GOAL OF THE EXERCISE: Each record must be returned exactly, apart from the pictures, which stay out.

DATA FOR THIS TASK:
· · · · ·

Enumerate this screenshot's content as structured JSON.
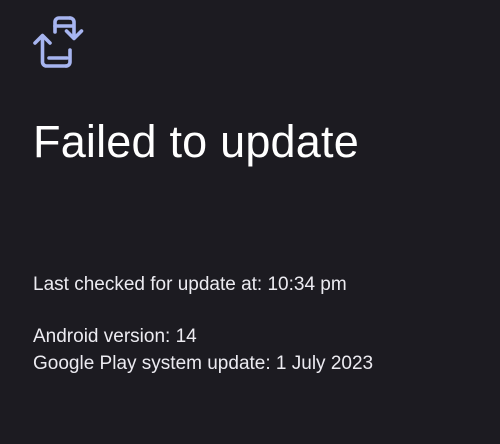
{
  "icon": "system-update-icon",
  "accent_color": "#a7b5f0",
  "background_color": "#1c1b21",
  "title": "Failed to update",
  "last_checked": "Last checked for update at: 10:34 pm",
  "android_version": "Android version: 14",
  "play_system_update": "Google Play system update: 1 July 2023"
}
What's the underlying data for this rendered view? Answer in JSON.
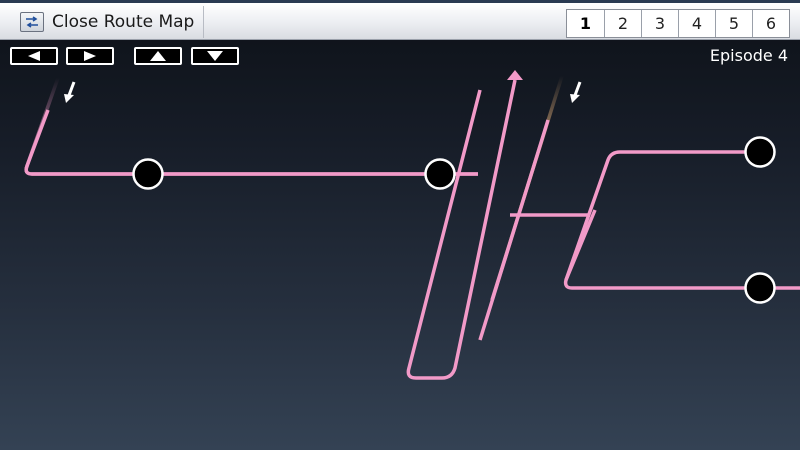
{
  "toolbar": {
    "close_label": "Close Route Map",
    "close_icon": "swap-arrows-icon"
  },
  "episode_tabs": [
    "1",
    "2",
    "3",
    "4",
    "5",
    "6"
  ],
  "active_tab": "1",
  "nav": {
    "left_icon": "triangle-left-icon",
    "right_icon": "triangle-right-icon",
    "up_icon": "triangle-up-icon",
    "down_icon": "triangle-down-icon"
  },
  "episode_label": "Episode 4",
  "colors": {
    "route": "#f29ac8",
    "route_hot": "#f0304a",
    "node": "#000000",
    "node_border": "#ffffff"
  }
}
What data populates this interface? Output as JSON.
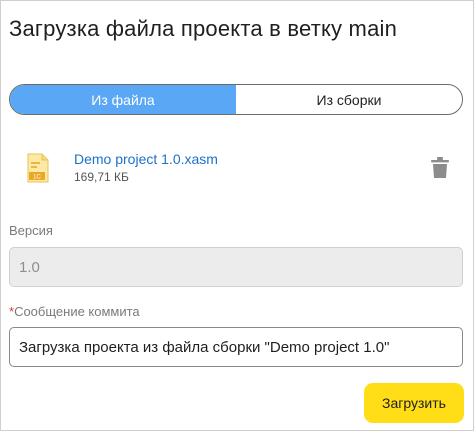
{
  "dialog": {
    "title": "Загрузка файла проекта в ветку main"
  },
  "tabs": [
    {
      "label": "Из файла",
      "active": true
    },
    {
      "label": "Из сборки",
      "active": false
    }
  ],
  "file": {
    "name": "Demo project 1.0.xasm",
    "size": "169,71 КБ",
    "icon": "xasm-file-icon",
    "badge": "1С",
    "action_icon": "trash-icon"
  },
  "version": {
    "label": "Версия",
    "value": "1.0",
    "disabled": true
  },
  "commit": {
    "required_mark": "*",
    "label": "Сообщение коммита",
    "value": "Загрузка проекта из файла сборки \"Demo project 1.0\""
  },
  "actions": {
    "upload_label": "Загрузить"
  },
  "colors": {
    "accent": "#5aa7f5",
    "primary_button": "#ffde17",
    "link": "#1f6fcc",
    "required": "#e53935"
  }
}
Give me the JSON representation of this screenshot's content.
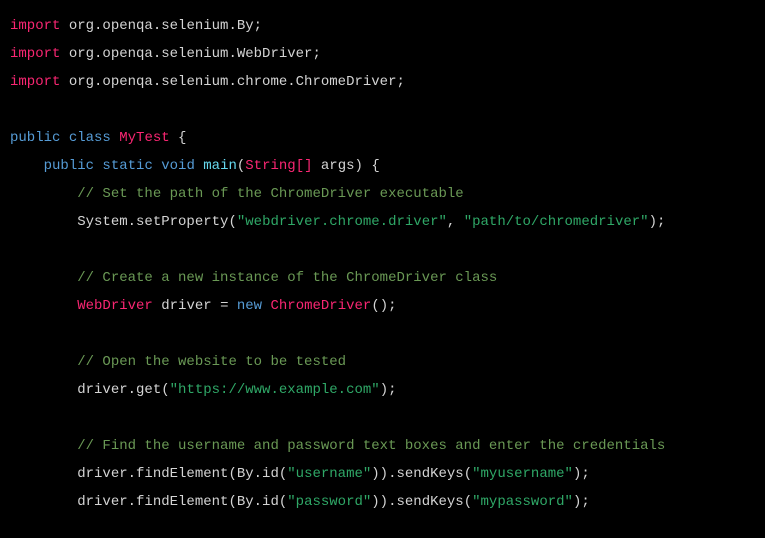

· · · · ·

ANSWER AREA:
Enumerate this screenshot's content as structured JSON.
{
  "icon": "system-update-icon",
  "accent_color": "#a7b5f0",
  "background_color": "#1c1b21",
  "title": "Failed to update",
  "last_checked": "Last checked for update at: 10:34 pm",
  "android_version": "Android version: 14",
  "play_system_update": "Google Play system update: 1 July 2023"
}
What's the underlying data for this rendered view? Answer in JSON.
{
  "toolbar": {
    "close_label": "Close Route Map",
    "close_icon": "swap-arrows-icon"
  },
  "episode_tabs": [
    "1",
    "2",
    "3",
    "4",
    "5",
    "6"
  ],
  "active_tab": "1",
  "nav": {
    "left_icon": "triangle-left-icon",
    "right_icon": "triangle-right-icon",
    "up_icon": "triangle-up-icon",
    "down_icon": "triangle-down-icon"
  },
  "episode_label": "Episode 4",
  "colors": {
    "route": "#f29ac8",
    "route_hot": "#f0304a",
    "node": "#000000",
    "node_border": "#ffffff"
  }
}
What data populates this interface? Output as JSON.
{
  "dialog": {
    "title": "Загрузка файла проекта в ветку main"
  },
  "tabs": [
    {
      "label": "Из файла",
      "active": true
    },
    {
      "label": "Из сборки",
      "active": false
    }
  ],
  "file": {
    "name": "Demo project 1.0.xasm",
    "size": "169,71 КБ",
    "icon": "xasm-file-icon",
    "badge": "1С",
    "action_icon": "trash-icon"
  },
  "version": {
    "label": "Версия",
    "value": "1.0",
    "disabled": true
  },
  "commit": {
    "required_mark": "*",
    "label": "Сообщение коммита",
    "value": "Загрузка проекта из файла сборки \"Demo project 1.0\""
  },
  "actions": {
    "upload_label": "Загрузить"
  },
  "colors": {
    "accent": "#5aa7f5",
    "primary_button": "#ffde17",
    "link": "#1f6fcc",
    "required": "#e53935"
  }
}
Give me the JSON representation of this screenshot's content.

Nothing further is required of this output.